__What the task asks__:
Everything in the listing below should be repeated verbatim, apart from the pictures.

__Available data__:
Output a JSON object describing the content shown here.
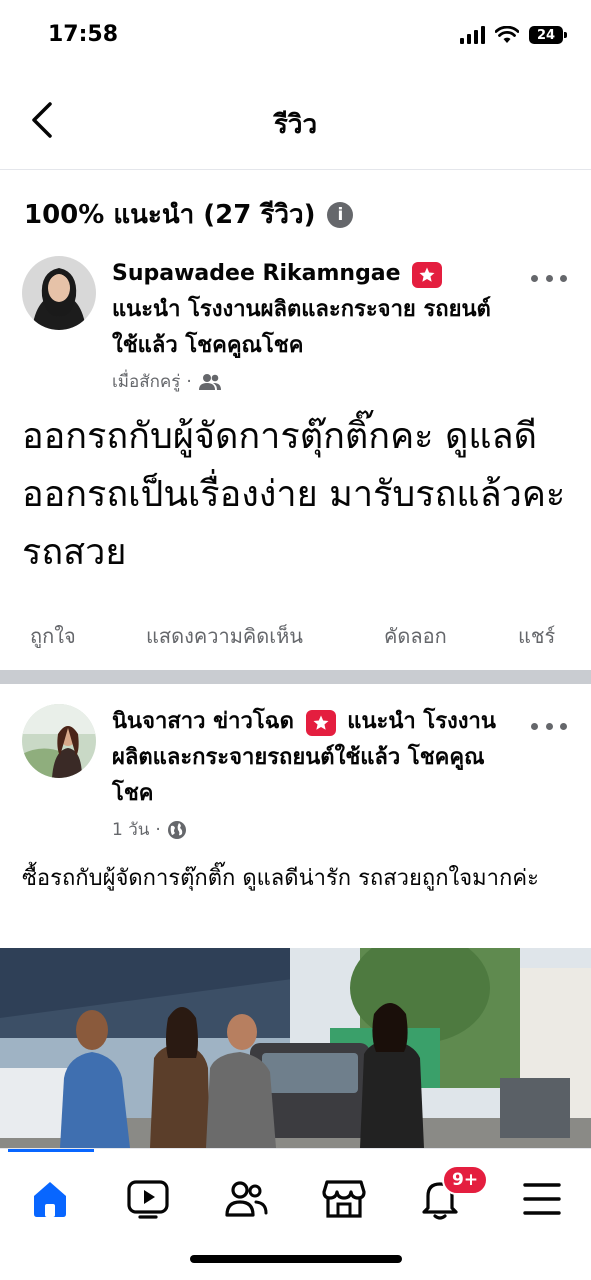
{
  "status_bar": {
    "time": "17:58",
    "battery": "24"
  },
  "header": {
    "title": "รีวิว"
  },
  "summary": {
    "text": "100% แนะนำ (27 รีวิว)",
    "info_icon": "info-icon"
  },
  "posts": [
    {
      "author": "Supawadee Rikamngae",
      "recommend_text": "แนะนำ โรงงานผลิตและกระจาย รถยนต์ใช้แล้ว โชคคูณโชค",
      "timestamp": "เมื่อสักครู่",
      "audience_icon": "friends-icon",
      "body": "ออกรถกับผู้จัดการตุ๊กติ๊กคะ ดูแลดี ออกรถเป็นเรื่องง่าย มารับรถแล้วคะ รถสวย",
      "actions": {
        "like": "ถูกใจ",
        "comment": "แสดงความคิดเห็น",
        "copy": "คัดลอก",
        "share": "แชร์"
      }
    },
    {
      "author": "นินจาสาว ข่าวโฉด",
      "recommend_text": "แนะนำ โรงงานผลิตและกระจายรถยนต์ใช้แล้ว โชคคูณโชค",
      "timestamp": "1 วัน",
      "audience_icon": "globe-icon",
      "body": "ซื้อรถกับผู้จัดการตุ๊กติ๊ก ดูแลดีน่ารัก รถสวยถูกใจมากค่ะ"
    }
  ],
  "bottom_nav": {
    "items": [
      "home-icon",
      "video-icon",
      "friends-icon",
      "marketplace-icon",
      "notifications-icon",
      "menu-icon"
    ],
    "notification_badge": "9+"
  },
  "colors": {
    "accent": "#0866ff",
    "badge": "#e41e3f",
    "secondary_text": "#65676b"
  }
}
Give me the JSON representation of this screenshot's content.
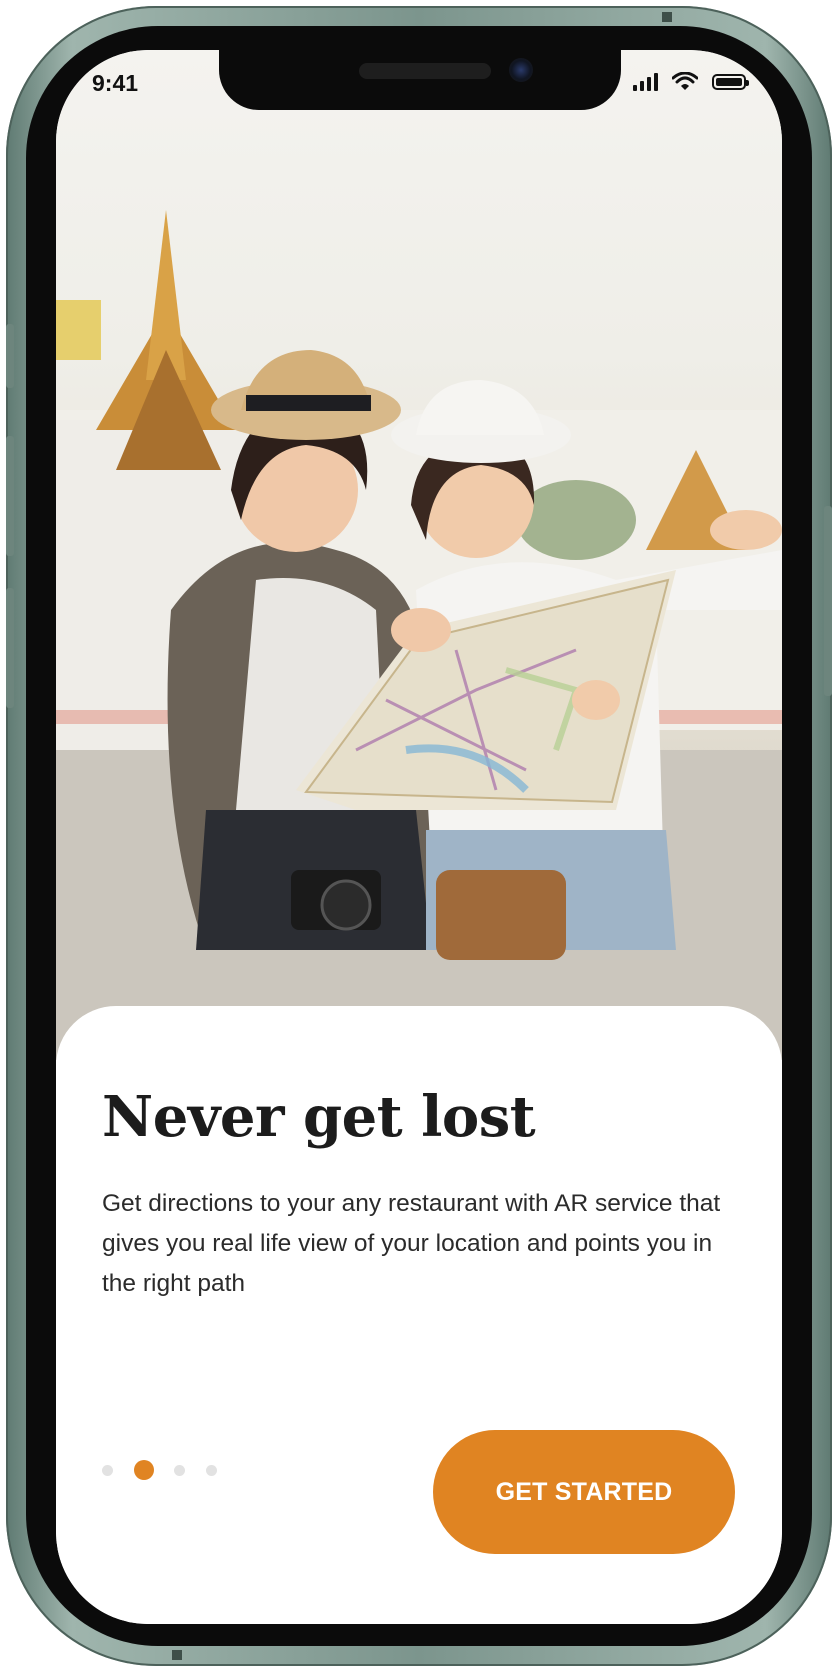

__Solution for this task__:
Output a JSON object describing the content shown here.
{
  "status_bar": {
    "time": "17:58",
    "battery": "24"
  },
  "header": {
    "title": "รีวิว"
  },
  "summary": {
    "text": "100% แนะนำ (27 รีวิว)",
    "info_icon": "info-icon"
  },
  "posts": [
    {
      "author": "Supawadee Rikamngae",
      "recommend_text": "แนะนำ โรงงานผลิตและกระจาย รถยนต์ใช้แล้ว โชคคูณโชค",
      "timestamp": "เมื่อสักครู่",
      "audience_icon": "friends-icon",
      "body": "ออกรถกับผู้จัดการตุ๊กติ๊กคะ ดูแลดี ออกรถเป็นเรื่องง่าย มารับรถแล้วคะ รถสวย",
      "actions": {
        "like": "ถูกใจ",
        "comment": "แสดงความคิดเห็น",
        "copy": "คัดลอก",
        "share": "แชร์"
      }
    },
    {
      "author": "นินจาสาว ข่าวโฉด",
      "recommend_text": "แนะนำ โรงงานผลิตและกระจายรถยนต์ใช้แล้ว โชคคูณโชค",
      "timestamp": "1 วัน",
      "audience_icon": "globe-icon",
      "body": "ซื้อรถกับผู้จัดการตุ๊กติ๊ก ดูแลดีน่ารัก รถสวยถูกใจมากค่ะ"
    }
  ],
  "bottom_nav": {
    "items": [
      "home-icon",
      "video-icon",
      "friends-icon",
      "marketplace-icon",
      "notifications-icon",
      "menu-icon"
    ],
    "notification_badge": "9+"
  },
  "colors": {
    "accent": "#0866ff",
    "badge": "#e41e3f",
    "secondary_text": "#65676b"
  }
}
Give me the JSON representation of this screenshot's content.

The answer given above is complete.